(Beverly) If a career coach ever did an aptitude test on a young Paula Poundstone and didn’t find she was cut out to be a comedian, that coach was a loser. Angular, socially awkward, and blessed and cursed with OCD that causes her to let loose a constant stream of sarcastic chatter, Poundstone found her calling on the comedy stage. She owned the North Shore Music Theatre for one night this past April and left the crowd feeling happy and confused. Continue reading →
Photo claimed from the Gold Dust Orphans facebook page.
Presented by The Gold Dust Orphans
Written and Conceived by Ryan Landry
Directed by James P. Byrne
April 18th – May 18th, 2014
The Ramrod Center for the Performing Arts MACHINE – 1254 Boylston Street, Boston.

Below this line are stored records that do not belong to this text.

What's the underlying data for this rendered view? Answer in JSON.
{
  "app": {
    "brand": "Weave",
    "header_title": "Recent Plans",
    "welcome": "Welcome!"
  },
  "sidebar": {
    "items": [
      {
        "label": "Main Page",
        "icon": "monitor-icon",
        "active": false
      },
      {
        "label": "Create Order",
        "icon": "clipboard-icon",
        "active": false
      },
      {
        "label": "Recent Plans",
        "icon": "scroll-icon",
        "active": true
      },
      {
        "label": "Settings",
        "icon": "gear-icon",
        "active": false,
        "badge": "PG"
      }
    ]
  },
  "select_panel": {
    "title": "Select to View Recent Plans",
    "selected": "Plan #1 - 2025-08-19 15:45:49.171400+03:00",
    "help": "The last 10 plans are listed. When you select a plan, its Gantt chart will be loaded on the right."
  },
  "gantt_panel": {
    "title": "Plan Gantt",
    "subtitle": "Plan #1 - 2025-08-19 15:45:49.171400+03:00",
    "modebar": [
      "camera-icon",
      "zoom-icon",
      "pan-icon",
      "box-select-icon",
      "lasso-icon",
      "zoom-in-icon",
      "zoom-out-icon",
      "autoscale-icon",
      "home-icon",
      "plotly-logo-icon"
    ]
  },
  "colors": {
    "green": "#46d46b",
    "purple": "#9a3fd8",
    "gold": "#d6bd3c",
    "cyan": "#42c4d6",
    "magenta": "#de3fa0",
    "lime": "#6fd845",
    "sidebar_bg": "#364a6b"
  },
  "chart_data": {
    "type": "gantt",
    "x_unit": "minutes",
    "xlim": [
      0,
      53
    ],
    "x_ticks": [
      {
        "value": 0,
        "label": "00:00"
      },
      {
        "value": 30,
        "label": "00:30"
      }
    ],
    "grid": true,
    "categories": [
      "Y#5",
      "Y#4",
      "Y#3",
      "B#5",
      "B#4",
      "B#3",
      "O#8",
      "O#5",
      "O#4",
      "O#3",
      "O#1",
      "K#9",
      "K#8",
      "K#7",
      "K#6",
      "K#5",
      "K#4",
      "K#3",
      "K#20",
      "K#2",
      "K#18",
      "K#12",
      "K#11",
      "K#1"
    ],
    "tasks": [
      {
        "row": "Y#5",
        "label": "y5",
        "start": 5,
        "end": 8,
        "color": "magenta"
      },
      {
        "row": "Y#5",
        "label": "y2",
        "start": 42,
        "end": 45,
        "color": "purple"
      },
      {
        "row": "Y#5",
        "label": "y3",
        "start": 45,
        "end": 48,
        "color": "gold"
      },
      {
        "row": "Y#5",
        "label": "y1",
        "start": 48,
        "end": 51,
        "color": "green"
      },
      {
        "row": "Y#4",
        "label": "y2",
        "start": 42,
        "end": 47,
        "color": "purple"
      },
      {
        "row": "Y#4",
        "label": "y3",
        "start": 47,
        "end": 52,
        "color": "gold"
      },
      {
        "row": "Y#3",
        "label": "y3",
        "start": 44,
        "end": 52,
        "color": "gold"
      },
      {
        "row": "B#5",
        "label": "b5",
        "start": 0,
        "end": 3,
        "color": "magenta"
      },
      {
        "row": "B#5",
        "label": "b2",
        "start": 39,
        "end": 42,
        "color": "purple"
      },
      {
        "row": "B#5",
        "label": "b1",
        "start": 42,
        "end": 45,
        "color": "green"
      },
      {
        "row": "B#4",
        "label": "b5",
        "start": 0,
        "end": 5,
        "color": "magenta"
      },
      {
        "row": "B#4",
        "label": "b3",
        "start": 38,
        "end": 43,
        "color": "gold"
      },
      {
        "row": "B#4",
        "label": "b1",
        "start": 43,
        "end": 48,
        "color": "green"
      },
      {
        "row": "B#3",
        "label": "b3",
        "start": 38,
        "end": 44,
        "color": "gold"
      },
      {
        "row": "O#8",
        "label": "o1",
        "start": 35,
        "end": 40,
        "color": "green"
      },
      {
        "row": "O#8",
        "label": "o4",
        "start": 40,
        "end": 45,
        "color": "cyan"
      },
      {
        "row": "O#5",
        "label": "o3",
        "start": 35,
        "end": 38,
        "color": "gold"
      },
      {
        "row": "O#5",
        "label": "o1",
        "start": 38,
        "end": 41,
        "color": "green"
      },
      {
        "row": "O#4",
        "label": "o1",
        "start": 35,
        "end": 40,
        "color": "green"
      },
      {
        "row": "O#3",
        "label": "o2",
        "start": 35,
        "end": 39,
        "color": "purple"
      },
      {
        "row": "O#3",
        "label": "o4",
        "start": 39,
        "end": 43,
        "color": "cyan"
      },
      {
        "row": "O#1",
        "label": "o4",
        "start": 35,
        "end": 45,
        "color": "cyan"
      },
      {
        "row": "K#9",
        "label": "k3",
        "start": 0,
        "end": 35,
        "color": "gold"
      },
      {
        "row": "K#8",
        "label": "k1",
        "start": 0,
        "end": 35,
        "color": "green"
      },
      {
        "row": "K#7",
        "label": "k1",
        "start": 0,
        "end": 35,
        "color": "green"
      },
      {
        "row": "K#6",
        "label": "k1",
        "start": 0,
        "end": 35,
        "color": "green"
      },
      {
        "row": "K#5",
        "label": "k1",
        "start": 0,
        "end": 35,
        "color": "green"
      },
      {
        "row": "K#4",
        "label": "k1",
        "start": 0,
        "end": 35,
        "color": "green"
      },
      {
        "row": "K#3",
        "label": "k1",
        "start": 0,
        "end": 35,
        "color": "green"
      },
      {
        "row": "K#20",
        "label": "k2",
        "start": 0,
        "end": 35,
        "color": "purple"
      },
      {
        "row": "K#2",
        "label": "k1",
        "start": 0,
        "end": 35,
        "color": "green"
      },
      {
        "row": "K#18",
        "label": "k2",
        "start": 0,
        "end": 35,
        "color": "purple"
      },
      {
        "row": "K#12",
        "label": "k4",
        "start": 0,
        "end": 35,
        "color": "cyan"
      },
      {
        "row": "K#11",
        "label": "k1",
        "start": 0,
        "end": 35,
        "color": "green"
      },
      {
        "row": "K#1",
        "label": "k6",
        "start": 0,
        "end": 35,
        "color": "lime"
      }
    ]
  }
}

Gold Dust Orphans on Facebook
Review by Kitty Drexel
(Boston) Mr. Ryan Landry excels at writing fast-paced, raunchy pantos. His shows are regularly engorged with punchy, LGBTQ+ inclusive, sexy humor unsuitable for family-minded audiences. Snow White is no exception. This beauty based on the classic Disney movie is sure to leave your mouth dry and your seat wet. Continue reading →
April 12-27, 2014
Calderwood Pavilion at the BCA
Bad Habit on Facebook
Review by Noelani Kamelamela
(Boston) Bad Habit Productions closes their seventh season, “Ambition & Sacrifice,” with a sharp focus on the feminine. Their interpretation of Caryl Churchill’s work provides representation of classic and modern stereotypes of females while maintaining a quick pace. Continue reading →
(Boston) In Hub Theatre’s production of Three Days of Rain, audiences are gently tricked. We are initially introduced to a family melodrama that takes place in 1995. Walker (John Geoffrion) comes to terms with his father’s death in the rundown apartment the man shared with his business partner during the sixties. Stubborn and volatile, Walker doesn’t appear to have a great relationship with his sister, the “sane” Nan (Marty Seeger Mason), who takes him to the reading of their famous architect father’s will. They are joined by the son of his late business partner, Pip (Tim Hoover), a kind but not terribly bright soap opera actor. With the reading of the will, the peace between the three of them deteriorates and their complex bond reforms. So far, this is a story of despair, but it’s also just its maudlin surface. Continue reading →